As school leaders, predicting the future seems to be an expectation. That expectation comes with one caveat — protect the traditional yet predicting and preparing children for an unclear future. Futures committees, strategic plans, think tanks, and forums all seek to illuminate what the future may hold and how we can “backwards plan” to get there. I just finished a George Friedman’s fascinating book, The Next 100 Years – A Forecast for the 21st Century. He comments “reasonable people are incapable of predicting the future.” Economists talk about the invisible hand, in which self-interested, short –term activities of people lead to what Adam Smith called the “wealth of nations.” In geopolitics this is the pursuit of short-term self-interest by nations and by their leaders lead, if not to the wealth of nations, then at least to the predictable behavior and, the ability to forecast the shape of the future international system. Think about history as a chess game in which there are many fewer moves than appears to be the case. The better player you are, the more you see the weaknesses of moves, and the number of moves shrinks to a very few. We can apply this principle to the future. We are deeply constrained in what we do by the time and place in which we live. And those actions we do take are foiled with consequences we didn’t intend. When NASA engineers used a microchip to build an on-board computer on a spacecraft, they did not intend to create the iPod.

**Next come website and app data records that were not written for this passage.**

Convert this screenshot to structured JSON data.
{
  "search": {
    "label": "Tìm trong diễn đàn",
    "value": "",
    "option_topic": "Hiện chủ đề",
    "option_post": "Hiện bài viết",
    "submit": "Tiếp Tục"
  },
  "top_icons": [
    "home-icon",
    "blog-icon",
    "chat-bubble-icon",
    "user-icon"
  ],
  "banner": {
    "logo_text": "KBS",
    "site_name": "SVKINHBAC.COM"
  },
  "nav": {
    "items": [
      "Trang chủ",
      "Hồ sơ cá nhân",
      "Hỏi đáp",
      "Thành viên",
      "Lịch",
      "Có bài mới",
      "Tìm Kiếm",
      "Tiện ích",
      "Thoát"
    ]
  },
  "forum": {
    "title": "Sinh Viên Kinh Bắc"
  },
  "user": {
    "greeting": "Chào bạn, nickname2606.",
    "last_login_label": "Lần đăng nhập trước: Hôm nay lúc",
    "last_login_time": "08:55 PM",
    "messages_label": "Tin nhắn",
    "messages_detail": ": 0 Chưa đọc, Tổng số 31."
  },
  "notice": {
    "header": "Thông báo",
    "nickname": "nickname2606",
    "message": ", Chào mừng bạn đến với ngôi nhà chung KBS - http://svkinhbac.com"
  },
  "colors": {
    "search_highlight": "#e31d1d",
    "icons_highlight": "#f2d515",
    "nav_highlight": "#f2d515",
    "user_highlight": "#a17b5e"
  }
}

When we put technology in the hands of children and educators, what was the original intention? What is the intention now?